Manchester United and Real Madrid are currently under the guidance of managers who weren't supposed to be in their current roles, and with both facing challenging stretches ahead, we'll see first-hand how much progress has actually been made.
At this juncture of the season, Manchester United was supposed to be challenging titles and cups on multiple fronts as Jose Mourinho's methods finally took hold in his third year at the helm. Real Madrid was supposed to take the next step in its evolution, following its three Champions League crowns under Zinedine Zidane by moving forward under the guidance of Julen Lopetegui, who sought the role so much that it cost him the chance to lead Spain at the World Cup.
Of course, none of that came remotely close to playing out. Mourinho was gone in December, it becoming increasingly clear that he had no hand on the pulse of his own squad and that his ways were no longer so special. At one of his former clubs, Lopetegui was gone after 14 matches, as Real Madrid sputtered out of the gates, failing to meet the lofty standards that Florentino Perez has set for his organization.
A pair of unlikely sources were then tabbed to come to the rescue. Caretaker Ole Gunnar Solskjaer needed no introduction to the Old Trafford faithful, a fan favorite as a player in the Sir Alex Ferguson years, but after a wretched spell as manager of Cardiff City, he settled into life outside of the spotlight with Molde in his native Norway. Santiago Solari had been well ingrained within Real Madrid's fabric as coach of its Castilla reserve team, but he wasn't supposed to be anything more than a few-match stopgap while a more permanent solution was discovered.
To both clubs' pleasant surprise, their accidental managers have steadied their respective ships. Now we find out if they're for real.
Both face the defining stretches of their season, beginning this week. It all comes full circle for Real Madrid with the first leg of the Copa del Rey semifinals against rival Barcelona. It was after a heavy Clasico defeat, after all, that Lopetegui was given his marching orders. In the 23 matches in all competitions since–La Liga, Copa del Rey, Champions League and FIFA Club World Cup–Real Madrid has gone 18-4-1. It won the Club World Cup, advanced to the Champions League round of 16 and Copa semis and has fortified its place in the top four of La Liga–something that wasn't so certain through the early ups and downs of the season. Solari has since been extended as permanent manager through June 2021–though with Perez's quick trigger finger that doesn't mean much.

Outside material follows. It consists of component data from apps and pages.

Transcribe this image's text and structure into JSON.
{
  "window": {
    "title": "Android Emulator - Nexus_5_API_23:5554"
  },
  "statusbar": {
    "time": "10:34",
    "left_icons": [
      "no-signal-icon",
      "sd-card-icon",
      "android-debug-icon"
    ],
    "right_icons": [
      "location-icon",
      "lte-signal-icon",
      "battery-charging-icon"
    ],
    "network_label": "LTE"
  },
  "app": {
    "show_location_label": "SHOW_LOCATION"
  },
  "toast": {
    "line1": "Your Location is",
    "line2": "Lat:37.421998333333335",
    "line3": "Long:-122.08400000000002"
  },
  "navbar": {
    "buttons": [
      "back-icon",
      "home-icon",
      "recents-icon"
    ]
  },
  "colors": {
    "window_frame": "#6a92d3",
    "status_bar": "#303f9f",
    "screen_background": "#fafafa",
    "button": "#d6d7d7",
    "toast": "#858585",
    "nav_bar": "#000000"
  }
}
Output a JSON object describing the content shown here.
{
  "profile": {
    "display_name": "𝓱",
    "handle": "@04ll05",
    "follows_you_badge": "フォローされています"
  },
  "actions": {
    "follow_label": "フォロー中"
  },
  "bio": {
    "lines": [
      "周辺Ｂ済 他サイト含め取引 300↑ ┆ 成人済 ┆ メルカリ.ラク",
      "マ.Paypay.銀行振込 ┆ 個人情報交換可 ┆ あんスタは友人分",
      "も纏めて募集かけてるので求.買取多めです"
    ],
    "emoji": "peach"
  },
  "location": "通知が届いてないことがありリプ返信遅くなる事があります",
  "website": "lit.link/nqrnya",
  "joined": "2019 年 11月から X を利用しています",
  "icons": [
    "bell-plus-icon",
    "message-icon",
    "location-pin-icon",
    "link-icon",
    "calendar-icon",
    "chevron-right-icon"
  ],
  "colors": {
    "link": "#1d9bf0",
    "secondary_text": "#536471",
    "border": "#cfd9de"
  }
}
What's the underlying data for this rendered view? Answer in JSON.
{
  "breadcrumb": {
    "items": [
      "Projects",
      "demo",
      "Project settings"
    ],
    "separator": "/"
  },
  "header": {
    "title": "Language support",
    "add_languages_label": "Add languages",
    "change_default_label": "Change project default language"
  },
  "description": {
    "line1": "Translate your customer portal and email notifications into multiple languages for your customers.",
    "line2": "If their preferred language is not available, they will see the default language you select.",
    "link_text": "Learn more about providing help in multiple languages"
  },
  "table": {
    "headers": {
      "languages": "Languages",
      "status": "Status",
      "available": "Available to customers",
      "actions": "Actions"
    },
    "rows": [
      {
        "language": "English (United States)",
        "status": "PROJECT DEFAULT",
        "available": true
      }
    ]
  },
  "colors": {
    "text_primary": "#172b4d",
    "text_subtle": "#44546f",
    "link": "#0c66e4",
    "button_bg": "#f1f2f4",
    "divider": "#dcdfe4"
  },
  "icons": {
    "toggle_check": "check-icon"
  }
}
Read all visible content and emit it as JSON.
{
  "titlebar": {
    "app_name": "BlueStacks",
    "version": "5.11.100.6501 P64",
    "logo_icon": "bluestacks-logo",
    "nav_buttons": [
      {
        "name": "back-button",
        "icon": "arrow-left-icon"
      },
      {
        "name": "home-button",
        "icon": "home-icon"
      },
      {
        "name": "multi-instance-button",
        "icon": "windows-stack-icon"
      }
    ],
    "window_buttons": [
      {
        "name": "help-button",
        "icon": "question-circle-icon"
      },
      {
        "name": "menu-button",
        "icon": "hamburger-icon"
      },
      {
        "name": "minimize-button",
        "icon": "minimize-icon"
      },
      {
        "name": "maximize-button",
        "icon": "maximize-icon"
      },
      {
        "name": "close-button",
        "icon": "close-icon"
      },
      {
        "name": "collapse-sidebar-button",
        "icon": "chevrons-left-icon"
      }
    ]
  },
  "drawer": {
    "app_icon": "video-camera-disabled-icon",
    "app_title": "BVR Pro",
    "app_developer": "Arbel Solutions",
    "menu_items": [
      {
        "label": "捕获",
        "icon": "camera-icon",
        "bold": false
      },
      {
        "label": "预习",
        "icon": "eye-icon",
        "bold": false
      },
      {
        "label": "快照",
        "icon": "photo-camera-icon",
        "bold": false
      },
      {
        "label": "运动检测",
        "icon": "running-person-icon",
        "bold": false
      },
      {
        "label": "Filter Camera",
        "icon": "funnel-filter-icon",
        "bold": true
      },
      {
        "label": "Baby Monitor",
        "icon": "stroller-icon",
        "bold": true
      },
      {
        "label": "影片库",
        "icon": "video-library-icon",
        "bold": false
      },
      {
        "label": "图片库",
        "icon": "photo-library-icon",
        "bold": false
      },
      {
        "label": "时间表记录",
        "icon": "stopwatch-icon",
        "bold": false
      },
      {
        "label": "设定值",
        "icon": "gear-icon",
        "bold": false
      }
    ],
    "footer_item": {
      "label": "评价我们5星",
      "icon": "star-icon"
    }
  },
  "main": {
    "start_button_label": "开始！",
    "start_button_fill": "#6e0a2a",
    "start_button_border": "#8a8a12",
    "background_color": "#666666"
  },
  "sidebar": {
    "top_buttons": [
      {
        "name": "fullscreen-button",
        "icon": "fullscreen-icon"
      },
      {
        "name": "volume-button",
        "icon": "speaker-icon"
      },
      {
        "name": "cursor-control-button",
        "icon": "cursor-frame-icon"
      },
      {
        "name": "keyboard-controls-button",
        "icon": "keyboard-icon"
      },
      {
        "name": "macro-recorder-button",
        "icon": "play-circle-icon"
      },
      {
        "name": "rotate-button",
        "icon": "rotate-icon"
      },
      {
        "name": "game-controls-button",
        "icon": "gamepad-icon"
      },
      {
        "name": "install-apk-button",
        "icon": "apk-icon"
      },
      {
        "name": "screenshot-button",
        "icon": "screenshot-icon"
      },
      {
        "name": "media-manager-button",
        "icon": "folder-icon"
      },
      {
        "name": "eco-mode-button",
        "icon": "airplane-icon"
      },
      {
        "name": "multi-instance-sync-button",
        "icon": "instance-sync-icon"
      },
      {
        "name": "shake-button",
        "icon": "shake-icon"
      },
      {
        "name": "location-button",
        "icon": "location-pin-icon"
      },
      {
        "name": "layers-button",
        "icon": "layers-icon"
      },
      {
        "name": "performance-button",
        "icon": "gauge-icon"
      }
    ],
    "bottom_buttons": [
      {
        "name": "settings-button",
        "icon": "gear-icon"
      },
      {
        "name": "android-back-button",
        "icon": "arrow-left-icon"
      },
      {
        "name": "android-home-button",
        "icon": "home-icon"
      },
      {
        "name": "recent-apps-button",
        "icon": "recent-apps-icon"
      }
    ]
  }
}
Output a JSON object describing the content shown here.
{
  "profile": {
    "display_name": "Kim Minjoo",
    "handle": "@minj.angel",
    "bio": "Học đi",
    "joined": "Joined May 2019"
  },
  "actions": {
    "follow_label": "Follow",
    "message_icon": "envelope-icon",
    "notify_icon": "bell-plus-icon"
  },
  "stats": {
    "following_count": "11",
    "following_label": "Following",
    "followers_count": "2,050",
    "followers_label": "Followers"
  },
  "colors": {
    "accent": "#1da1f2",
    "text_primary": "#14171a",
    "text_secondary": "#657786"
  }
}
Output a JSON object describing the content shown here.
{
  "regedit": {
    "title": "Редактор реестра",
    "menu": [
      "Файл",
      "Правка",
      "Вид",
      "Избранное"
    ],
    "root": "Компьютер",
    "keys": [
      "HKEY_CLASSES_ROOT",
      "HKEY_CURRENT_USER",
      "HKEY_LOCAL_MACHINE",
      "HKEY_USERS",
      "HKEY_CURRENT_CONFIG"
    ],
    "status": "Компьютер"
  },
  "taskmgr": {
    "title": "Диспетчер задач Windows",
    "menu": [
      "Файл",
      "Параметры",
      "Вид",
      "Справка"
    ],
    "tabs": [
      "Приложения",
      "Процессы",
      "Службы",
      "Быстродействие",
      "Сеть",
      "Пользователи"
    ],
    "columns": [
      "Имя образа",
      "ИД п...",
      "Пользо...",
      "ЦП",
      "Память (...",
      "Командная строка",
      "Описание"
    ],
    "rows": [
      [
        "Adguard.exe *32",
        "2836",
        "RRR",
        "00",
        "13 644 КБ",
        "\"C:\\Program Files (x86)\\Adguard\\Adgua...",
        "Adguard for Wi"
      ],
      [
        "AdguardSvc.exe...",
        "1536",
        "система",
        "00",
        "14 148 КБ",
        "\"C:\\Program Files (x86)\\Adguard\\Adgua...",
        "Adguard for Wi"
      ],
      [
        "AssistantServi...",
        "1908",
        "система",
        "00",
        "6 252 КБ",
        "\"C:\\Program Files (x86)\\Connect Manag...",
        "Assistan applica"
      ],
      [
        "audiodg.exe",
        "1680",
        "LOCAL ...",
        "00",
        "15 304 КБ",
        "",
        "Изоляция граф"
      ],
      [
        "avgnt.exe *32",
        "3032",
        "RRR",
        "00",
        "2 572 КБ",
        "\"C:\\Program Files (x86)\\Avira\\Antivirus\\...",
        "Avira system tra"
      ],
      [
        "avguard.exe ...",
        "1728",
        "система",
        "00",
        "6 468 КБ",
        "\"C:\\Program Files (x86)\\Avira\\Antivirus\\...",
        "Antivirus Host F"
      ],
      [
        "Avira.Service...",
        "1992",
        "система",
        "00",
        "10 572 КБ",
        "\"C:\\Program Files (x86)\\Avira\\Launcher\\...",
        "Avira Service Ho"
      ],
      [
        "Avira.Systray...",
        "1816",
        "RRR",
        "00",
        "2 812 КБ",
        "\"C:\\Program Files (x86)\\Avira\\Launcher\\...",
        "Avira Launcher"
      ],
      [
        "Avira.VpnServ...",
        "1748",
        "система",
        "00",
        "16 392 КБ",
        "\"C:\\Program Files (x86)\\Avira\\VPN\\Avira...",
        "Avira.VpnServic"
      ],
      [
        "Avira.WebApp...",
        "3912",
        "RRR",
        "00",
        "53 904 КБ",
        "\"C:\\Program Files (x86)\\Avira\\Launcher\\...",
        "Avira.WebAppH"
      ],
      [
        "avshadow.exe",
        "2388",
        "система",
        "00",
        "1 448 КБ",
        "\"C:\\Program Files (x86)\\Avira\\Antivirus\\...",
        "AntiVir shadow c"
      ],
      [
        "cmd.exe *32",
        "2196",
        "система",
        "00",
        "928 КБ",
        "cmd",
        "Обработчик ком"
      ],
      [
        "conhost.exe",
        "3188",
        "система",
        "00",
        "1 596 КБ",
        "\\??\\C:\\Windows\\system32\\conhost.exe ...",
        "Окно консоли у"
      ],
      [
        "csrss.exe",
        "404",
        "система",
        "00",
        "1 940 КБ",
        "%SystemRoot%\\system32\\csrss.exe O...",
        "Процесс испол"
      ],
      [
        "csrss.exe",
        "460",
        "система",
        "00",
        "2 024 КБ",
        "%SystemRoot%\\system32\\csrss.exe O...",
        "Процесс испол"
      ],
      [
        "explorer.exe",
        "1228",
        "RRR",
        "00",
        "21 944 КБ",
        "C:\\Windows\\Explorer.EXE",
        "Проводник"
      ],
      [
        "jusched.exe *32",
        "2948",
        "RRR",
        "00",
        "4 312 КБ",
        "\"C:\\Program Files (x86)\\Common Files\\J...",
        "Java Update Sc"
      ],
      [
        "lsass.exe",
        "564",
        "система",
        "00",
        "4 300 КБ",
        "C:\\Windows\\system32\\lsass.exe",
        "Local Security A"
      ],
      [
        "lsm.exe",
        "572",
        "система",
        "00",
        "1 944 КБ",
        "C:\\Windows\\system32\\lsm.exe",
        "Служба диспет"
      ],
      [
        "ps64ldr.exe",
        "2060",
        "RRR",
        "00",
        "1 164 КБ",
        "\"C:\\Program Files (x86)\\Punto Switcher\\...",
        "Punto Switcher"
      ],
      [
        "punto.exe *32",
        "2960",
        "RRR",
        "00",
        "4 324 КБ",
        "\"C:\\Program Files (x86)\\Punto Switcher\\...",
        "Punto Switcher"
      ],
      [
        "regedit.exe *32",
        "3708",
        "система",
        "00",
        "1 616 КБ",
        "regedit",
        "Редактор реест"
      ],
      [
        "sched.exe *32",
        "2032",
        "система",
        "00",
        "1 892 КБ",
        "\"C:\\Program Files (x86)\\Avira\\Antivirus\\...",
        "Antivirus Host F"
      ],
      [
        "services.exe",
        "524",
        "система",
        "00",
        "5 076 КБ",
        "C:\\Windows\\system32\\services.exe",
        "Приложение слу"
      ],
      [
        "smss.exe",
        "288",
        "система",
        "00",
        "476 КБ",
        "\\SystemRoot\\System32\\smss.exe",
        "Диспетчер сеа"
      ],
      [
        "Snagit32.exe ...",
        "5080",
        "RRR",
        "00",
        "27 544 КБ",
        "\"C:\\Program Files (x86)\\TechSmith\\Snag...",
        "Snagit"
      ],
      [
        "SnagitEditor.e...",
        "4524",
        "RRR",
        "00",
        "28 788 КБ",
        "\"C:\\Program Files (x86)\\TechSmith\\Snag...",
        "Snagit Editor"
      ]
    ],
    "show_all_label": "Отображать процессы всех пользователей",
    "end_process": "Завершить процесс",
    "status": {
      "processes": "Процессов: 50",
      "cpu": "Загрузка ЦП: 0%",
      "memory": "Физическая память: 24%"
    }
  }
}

A rematch vs. Barcelona is followed three days later by a Madrid derby in the league, with Atletico Madrid hosting the festivities at the Wanda Metropolitano. Four days after that, Real will see if it can take a step toward returning to Atleti's home–it's the host of the Champions League final–when it heads to Ajax for the first leg of their last-16 series. The Dutch side will present a challenge to Real's three-year UCL reign, with Barcelona-bound Frenkie de Jong surely looking to make an early good impression for his future club.
After a relative break from the high stakes, with league games against Girona and Levante, the high hurdles return. Consecutive games against Barcelona in a five-day span–first the Copa del Rey second leg, then their final league meeting–is followed three days later by the second leg vs. Ajax. What's this Real Madrid, with its cast of aging yet rejuvenated veterans, precocious rising stars and unsupposing manager–made of? You'll know for sure in a month.
Man United, meanwhile, has yet to taste defeat under Solskjaer, going 9-0-1 in his 10 matches. It took a furious late comeback vs. Burnley to keep that loss column without a blemish, but the fighting spirit is back at Old Trafford. The schedule he's faced, though, has been rather friendly. Save for an FA Cup win at Arsenal and a league win at Tottenham, the opponents were all those you'd expect Man United to defeat.
Following the weekend's match vs. Fulham is an eight-match gauntlet over the course of a month that will put Solskjaer's managerial chops to the test. It starts next Tuesday, with the first leg of the Champions League last 16 vs. PSG and continues six days later at Chelsea in a battle vital to the top-four race. Six days later, it's league-leading Liverpool that comes to Old Trafford, and after a pair of league bouts vs. Crystal Palace and Southampton, it's only just at PSG, at Arsenal and home vs. Man City in a 10-day span. By the end of it, we'll have a clear picture of whether Man United has any true European aspirations and hopes–both for this season and next.
For a squad whose lack of defensive depth can't be masked over solely by a managerial change, it's the ultimate test, and if Solskjaer emerges on the other side of it with a place in the top four and a UCL quarterfinal berth within his grasp, you can be sure the permanent job will be his to lose.
The flip side of a brutal fixture stretch is that it presents opportunity. Nobody was expecting Solskjaer or Solari to be in the positions they currently are when the season began, and there are sure to be doubters and skeptics who feel these stretches will cripple them both. It's their time to prove their worth–one way or another.